Since the war the people have become reconciled to the results thereof, and with manifest forgiveness for past offenses, are
now peaceable, happy and prosperous. The records of the chancery court were nearly all destroyed during the war, while all
the other county records were well preserved.
Towns and Merchants
Samuel Ingram and John Gwin each built
a dwelling house on the site of Huntingdon before it became the seat of justice for the county, and John Crockett, the first
merchant of the place, built his storehouse on what is now the public square, before the town was surveyed.
Other early merchants of Huntingdon were Robert Murray,
Ennis Ury and Amer Lake & Co. The first physicians were Jacob White, Robert Nicholson, Gabriel Norman and Dr. Hogg.

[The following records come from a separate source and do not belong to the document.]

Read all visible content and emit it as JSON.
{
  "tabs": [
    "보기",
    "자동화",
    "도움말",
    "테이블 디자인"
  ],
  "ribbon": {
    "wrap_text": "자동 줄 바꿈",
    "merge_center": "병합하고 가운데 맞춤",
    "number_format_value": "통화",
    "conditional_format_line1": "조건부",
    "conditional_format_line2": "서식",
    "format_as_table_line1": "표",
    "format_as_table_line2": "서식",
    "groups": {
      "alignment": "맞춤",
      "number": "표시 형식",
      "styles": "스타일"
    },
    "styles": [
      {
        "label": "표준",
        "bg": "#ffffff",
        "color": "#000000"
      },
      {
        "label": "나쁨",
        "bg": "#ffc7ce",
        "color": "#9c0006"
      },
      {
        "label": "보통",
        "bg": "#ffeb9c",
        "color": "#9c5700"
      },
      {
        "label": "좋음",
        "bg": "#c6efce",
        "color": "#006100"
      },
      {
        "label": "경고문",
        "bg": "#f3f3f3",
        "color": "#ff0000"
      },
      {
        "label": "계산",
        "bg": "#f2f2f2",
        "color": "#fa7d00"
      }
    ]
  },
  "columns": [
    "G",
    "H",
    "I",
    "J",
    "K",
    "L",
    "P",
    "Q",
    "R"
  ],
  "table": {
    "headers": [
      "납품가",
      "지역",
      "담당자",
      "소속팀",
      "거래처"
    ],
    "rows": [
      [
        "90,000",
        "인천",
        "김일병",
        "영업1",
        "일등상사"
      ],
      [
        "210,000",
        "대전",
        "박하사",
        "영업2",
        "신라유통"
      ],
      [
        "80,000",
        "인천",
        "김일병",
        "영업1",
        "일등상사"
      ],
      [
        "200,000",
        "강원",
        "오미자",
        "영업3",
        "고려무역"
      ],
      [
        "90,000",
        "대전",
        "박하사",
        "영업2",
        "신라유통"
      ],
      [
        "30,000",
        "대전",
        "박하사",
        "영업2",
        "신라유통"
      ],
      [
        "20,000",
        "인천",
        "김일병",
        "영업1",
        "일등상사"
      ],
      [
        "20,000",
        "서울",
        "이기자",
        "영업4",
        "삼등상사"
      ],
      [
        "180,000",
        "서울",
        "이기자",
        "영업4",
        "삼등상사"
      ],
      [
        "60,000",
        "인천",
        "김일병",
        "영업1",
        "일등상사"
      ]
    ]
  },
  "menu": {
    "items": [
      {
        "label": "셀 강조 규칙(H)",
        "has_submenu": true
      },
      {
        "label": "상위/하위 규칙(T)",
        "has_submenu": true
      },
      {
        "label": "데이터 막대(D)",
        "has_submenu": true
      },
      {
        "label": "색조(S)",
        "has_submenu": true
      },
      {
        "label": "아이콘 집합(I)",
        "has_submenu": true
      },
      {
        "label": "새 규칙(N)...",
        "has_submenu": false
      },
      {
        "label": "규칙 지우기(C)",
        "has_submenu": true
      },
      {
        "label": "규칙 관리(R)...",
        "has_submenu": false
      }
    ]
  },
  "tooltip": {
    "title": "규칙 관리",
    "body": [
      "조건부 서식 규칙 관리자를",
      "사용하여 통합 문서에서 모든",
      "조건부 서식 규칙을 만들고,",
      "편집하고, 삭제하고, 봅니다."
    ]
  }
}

Thomas
Ross located the first tanyard in the town. The merchants during the thirties were those already named, and Clark & Morrison,
Everett & Bullard, Edmund Grizzard, G. W. Grizzard and others. After 1840 Thomas K. Wiley and Thomas Hall became merchants
of the place, and they and some of those already named continued in business until the beginning of the civil war, when all
mercantile business was suspended and remained so until the war closed. When peace was restored, A. R. Hall, Allen & Dougherty,
Joseph McCracken and A. C. MeNeal & Co. were the first merchants to resume business. The
present business and business men of the town are as follows: Dry goods, Joseph McCracken, S. N. Williams, Priest & Son,
J. C. McNeal and Carter & Priest; family groceries, Lee Brothers, E. G. Ridgeley, J. Finley, Frank Johnson and W. T. Warren;
drugs, C. P. Priestley and Dr. John Threadgill; hardware, Samuel Hendricks. In addition to the above there is the milliner
store of Mrs. Mollie Grizzard, two jewelry stores, two livery stables, two undertaker’s shops, one tin shop, one meat
shop, one wagon and other mechanics’ shops, and three drinking saloons. The hotels are the Easen House, Ownsby House
and Brown House. There is a grist-mill, sawmill, planing-mill, stave factory and shingle-mill all combined, and the proprietors,
Wilder & Dalton, do an extensive business. There is also the steam cotton-gin of J. F. Leach & Co. which gins and
puts up from ten to twelve bales of cotton per day. The benevolent societies are the Masonic Fraternity, K. of H. and
Golden Cross. The religious denominations are Southern Methodist, Cumberland Presbyterian and Christian. The latter has no
church edifice. The colored people have three churches: Methodist,